Hurricane season 2018 starts and the fear and worry begins
As he anticipates another series of storms, Johnson Casimir, a resident of Pointe Michel, is scared.
"Whenever I hear rain I shiver," Casimir said. "The hurricane season is on us and we don't know what is coming our way."
Casimir lives near the Siboulie Ravine which caused death and destruction in Pointe Michel during Hurricane Maria on 18 September 2018.
During that traumatic night Casimir and his sons, Jason and Janson, narrowly escaped the raging waters that, he said, rose to four feet inside his house.
"We lost everything. I no longer have a place to call home," he said. "God saved us. I have never seen the ravine in such raging mood and I can tell you I don't want to witness another storm like that."
Apart from his belongings Casimir lost friends and neighbours. "I miss Edith, my neighbour whose house was swept away. Also Ann and her children and grandchildren," he said wiping tears from his eyes.
Casimir's story can be replicated many times as Dominicans face the fear of the possibility of another storm like Maria. Many persons are not prepared either physically or mentally.
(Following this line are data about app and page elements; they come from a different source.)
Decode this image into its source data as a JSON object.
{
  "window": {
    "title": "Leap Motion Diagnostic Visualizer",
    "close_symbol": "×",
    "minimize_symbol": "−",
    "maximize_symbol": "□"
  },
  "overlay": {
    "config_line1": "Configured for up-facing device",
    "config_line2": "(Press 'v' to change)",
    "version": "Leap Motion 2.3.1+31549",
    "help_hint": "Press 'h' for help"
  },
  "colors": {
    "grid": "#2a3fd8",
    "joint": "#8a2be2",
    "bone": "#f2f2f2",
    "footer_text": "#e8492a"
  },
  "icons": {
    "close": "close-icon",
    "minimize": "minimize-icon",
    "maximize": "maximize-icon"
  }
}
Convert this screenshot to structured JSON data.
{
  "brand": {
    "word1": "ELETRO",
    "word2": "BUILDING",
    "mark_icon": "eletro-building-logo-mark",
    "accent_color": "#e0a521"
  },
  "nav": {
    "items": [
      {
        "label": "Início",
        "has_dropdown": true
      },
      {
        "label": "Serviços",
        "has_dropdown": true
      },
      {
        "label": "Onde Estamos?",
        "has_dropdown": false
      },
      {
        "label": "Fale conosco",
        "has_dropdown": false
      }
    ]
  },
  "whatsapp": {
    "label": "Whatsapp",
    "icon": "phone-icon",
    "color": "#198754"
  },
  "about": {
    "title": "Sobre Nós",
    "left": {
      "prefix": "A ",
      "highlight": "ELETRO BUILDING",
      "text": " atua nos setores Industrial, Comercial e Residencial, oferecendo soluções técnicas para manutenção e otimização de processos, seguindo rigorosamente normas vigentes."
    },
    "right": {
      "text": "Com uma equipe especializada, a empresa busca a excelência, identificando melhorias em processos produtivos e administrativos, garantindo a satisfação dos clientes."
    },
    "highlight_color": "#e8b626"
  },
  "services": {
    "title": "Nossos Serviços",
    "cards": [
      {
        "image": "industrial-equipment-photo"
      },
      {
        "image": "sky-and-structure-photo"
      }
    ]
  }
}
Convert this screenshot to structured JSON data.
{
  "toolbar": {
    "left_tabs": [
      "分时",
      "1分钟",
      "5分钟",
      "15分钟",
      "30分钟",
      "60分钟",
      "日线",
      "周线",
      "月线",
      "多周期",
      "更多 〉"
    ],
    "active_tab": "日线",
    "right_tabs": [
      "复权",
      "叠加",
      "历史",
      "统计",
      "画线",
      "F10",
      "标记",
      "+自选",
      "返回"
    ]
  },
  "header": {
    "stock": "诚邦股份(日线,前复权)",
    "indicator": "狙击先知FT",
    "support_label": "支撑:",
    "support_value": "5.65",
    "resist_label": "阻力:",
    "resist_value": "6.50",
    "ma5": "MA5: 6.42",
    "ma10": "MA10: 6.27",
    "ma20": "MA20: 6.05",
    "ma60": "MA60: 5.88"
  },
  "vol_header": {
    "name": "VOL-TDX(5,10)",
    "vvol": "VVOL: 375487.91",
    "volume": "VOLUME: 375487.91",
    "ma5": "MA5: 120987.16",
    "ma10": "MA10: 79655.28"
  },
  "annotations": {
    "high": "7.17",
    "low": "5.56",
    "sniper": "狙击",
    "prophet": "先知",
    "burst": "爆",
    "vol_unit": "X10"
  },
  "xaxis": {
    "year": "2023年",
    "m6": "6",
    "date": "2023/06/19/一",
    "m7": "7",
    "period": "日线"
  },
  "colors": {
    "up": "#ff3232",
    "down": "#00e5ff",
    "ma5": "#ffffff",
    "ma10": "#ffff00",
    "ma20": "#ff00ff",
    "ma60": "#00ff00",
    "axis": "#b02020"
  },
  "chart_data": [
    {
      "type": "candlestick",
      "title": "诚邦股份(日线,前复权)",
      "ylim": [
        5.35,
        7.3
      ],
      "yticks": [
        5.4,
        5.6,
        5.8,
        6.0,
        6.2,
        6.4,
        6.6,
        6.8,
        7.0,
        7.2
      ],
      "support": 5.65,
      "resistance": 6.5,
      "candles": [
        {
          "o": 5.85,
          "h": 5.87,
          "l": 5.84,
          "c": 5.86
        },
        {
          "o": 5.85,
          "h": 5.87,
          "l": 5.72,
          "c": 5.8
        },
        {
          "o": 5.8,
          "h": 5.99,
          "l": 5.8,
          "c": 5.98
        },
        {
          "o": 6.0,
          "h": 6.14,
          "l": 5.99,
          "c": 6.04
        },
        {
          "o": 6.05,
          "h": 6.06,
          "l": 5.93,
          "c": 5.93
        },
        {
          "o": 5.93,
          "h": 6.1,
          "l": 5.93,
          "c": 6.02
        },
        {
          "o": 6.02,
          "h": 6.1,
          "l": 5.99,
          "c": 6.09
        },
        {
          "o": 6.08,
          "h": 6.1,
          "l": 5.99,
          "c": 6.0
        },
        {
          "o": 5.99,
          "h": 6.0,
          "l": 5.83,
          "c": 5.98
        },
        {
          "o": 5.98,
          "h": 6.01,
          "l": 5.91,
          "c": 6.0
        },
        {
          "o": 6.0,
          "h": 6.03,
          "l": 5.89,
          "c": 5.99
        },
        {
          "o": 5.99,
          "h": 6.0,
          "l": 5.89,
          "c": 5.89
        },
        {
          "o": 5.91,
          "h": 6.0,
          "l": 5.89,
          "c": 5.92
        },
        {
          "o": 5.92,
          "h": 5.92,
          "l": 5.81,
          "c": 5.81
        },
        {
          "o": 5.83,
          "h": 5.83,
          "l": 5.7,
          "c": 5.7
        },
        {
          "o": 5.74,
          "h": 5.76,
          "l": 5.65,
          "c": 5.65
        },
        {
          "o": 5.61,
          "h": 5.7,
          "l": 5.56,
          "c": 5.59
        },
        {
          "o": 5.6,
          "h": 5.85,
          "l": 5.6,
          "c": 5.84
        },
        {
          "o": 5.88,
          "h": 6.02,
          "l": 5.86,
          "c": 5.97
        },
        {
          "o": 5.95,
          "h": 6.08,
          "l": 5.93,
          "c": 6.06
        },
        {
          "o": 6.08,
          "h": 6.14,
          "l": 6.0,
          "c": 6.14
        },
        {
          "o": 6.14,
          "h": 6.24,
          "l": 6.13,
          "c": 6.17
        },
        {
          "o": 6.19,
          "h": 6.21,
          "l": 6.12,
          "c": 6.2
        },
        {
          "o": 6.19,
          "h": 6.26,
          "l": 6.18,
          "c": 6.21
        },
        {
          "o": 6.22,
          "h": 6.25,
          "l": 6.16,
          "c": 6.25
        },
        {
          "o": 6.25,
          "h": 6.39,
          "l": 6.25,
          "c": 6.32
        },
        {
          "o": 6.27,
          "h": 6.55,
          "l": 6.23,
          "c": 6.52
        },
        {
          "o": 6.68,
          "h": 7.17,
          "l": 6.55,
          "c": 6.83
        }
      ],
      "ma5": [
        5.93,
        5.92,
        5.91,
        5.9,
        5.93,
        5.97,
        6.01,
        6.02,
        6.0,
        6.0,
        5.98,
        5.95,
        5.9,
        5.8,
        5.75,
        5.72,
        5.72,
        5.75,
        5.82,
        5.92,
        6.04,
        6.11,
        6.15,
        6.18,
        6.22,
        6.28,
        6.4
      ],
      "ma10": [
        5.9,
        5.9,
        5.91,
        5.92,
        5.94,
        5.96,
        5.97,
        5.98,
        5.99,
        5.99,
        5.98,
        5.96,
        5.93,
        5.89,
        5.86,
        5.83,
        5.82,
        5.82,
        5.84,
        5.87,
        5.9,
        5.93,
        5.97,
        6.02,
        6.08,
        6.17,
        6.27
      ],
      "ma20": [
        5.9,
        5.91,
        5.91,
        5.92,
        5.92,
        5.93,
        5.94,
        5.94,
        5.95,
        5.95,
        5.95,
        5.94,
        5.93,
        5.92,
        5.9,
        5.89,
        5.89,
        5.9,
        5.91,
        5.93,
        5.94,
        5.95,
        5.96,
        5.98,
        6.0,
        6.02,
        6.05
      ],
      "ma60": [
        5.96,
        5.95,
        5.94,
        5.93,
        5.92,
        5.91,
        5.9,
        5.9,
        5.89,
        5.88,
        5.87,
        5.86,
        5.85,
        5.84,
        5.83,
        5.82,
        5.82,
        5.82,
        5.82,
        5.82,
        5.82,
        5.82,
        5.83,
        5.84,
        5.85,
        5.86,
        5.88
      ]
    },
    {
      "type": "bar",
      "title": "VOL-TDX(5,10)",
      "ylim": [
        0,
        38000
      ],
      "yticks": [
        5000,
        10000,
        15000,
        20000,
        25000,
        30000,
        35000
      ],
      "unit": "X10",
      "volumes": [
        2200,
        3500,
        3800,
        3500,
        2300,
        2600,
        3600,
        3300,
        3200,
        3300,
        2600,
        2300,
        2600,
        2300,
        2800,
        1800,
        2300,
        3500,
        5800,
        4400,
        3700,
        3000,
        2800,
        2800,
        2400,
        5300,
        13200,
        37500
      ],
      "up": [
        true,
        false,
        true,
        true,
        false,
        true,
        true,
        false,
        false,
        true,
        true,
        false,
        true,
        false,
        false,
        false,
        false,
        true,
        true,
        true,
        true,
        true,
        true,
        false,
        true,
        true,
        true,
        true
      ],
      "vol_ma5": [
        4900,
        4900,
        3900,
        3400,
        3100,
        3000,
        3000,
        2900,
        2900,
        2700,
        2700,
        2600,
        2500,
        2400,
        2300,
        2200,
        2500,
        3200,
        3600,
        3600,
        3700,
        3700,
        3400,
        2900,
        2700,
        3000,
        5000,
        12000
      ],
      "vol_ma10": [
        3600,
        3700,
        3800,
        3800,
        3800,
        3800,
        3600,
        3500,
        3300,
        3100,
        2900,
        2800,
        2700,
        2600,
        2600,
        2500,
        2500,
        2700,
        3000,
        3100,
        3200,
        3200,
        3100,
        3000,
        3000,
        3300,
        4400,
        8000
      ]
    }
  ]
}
"Our level of preparedness for the 2018 hurricane season is unsatisfactory", said Pastor Randy Rodney who is also an insurance agent. "I very much understand that we are coming from a category 5 hurricane and one does not expect all the work to be completed."
But Dominica is not alone in the Caribbean when it comes to preparedness. The Caribbean Disaster Emergency Management Agency (CDEMA) reports that "countries are aware of their plans, making the requisite preparations" but some "face limitations primarily resources".
"There is still work to be done to enhance the redundancies of the national communication systems. Few countries demonstrated satisfactory or beyond competence," the CDEMA stated at a press briefing last week.
CDEMA has warned that the region expects "another busy, above the 30 year average season" with 14 named storms, seven hurricanes and three major hurricanes of category three or stronger. In Dominica although government continues in its quest to make Dominica the world's first climate resilient nation some persons are concerned about the equitable distribution of post-Maria resources. "Government has not done enough as far as equitable help for the people is concerned and I say that with no apologies," said Rodney. "Some people who don't need materials have gotten from government and have it stored while there are others who are suffering and are yet to receive."
Rodney added: "There should be some psychosocial programme already in place preparing people for that hurricane season…we are not ready. We need programmes to get people to calm their nerves".
But Fitzroy Pascal, the acting Disaster Preparedness Coordinator told the SUN that the National Emergency Planning Organization (NEPO) has met twice recently.
"We are prepared even though we are having some challenges for hurricane shelters," Pascal said. "All I want to say to people is to be prepared".